Let’s begin exploring some of the features in the new Production PDF exporter by using a topographic map designed for print.
Overprinting allows two distinct colors that overlap to mix when printed. Typically, overprinting improves the quality of printed maps as it allows small mis-registration of the printing plates to go undetected as adjacent colors blend and mix. Overprinting of black text is very common for this reason.
The map below was exported using the standard ArcMap PDF exporting capabilities and has no overprinting assigned. With the black layer turned off there is a knockout effect (the white areas that cut through the map) such as with the “FOREST” text which is designed to be black. Also, notice the cyan colored hydro text and features don’t exhibit the color mixing effect with the underlying brown and green features that is visible when there is overprinting.
This same map was exported using the Production PDF exporter with an overprint on both the black and cyan features. Notice the cyan hydro text and features now blend with the green forest boundary and brown contours. The overprint effect is harder to see with black features (the “FOREST” text in this case). Same as before, to more effectively show overprinting with black features, the black layer has been turned off to illustrate that the underlying features and colors (contour lines and forest boundary) are not being knocked out as in the previous example.

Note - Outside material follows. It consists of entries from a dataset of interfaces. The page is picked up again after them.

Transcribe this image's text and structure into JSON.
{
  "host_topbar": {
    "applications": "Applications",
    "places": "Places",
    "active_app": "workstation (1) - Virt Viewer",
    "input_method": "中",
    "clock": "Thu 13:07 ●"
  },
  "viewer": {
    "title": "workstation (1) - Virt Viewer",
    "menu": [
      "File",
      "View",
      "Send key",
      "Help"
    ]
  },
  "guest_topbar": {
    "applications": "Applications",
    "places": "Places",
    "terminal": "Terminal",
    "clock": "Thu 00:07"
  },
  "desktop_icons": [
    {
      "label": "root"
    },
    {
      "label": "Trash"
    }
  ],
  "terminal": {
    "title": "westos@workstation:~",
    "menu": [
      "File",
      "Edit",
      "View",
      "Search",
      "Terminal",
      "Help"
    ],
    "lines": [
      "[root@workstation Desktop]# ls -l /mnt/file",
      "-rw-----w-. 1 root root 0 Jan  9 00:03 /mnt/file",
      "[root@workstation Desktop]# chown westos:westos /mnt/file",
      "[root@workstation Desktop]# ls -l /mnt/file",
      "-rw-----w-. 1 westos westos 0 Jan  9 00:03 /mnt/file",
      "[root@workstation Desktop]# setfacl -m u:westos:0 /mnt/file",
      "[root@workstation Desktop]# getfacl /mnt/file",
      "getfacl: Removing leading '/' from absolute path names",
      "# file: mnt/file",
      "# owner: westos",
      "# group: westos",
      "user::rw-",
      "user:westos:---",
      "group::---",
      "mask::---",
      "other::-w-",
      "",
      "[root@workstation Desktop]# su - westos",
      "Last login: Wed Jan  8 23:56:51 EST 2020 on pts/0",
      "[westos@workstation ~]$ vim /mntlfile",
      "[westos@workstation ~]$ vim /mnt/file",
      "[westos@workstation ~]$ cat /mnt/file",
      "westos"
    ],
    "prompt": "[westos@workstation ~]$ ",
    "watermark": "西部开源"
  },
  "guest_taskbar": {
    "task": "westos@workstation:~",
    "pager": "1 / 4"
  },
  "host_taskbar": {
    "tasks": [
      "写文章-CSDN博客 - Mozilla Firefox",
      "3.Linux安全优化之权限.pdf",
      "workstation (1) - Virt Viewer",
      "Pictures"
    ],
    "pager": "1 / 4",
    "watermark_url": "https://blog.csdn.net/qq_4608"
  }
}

Sometimes when printing a map, greater control is required over the specific colors that are displayed on paper. For example, if a map is to be used under certain reading conditions such as red or blue light, greater consideration must be given to the design of the map and the ink colors used. A small variation may result in the map not functioning for its intended audience.
Process color, also referred to as CMYK, print production uses only four inks (cyan, magenta, yellow, and black). This method of printing is the most common and cost effective as other colors are achieved by mixing the four inks. However, it is limited in creating and consistently reproducing any specialized colors. Spot colors, on the other hand, allow for greater control of ink colors and can be used to supplement process color print production when required.
A typical example is printing brown contours. Because brown is reproduced by mixing all four process inks in almost equal amounts, it can be difficult to get the desired look and feel. The Production PDF exporter allows colors in ArcMap to be remapped to new color values in the resulting PDF, including remapping a process color in ArcMap to a custom spot color.
The print industry has standardized on the use of PDF files, primarily because of their support of advanced printing techniques . One of these features of is the ability to support “In-RIP separations.” In the past, printers typically had individual files (EPS/PS or TIFF) for each unique ink/separate. With In-RIP separations a single PDF file can store unique separation settings for each ink, including the frequency, angle, and dot shape when mapping a printing plate. The values for these settings can be set and applied using the Production PDF exporter Separation Settings dialog. When a map is exported the values are embedded in the PDF file for the printer to use when making the printing plates.
Production PDF directly supports print production requirements without the use of third party applications, allowing you to simplify and streamline map printing workflows. Here I’ve highlighted a few of the capabilities of this new tool; in a future post I’ll explore conversion workflows for existing SeeSpot command users.
Content Contributed by Clint Loveman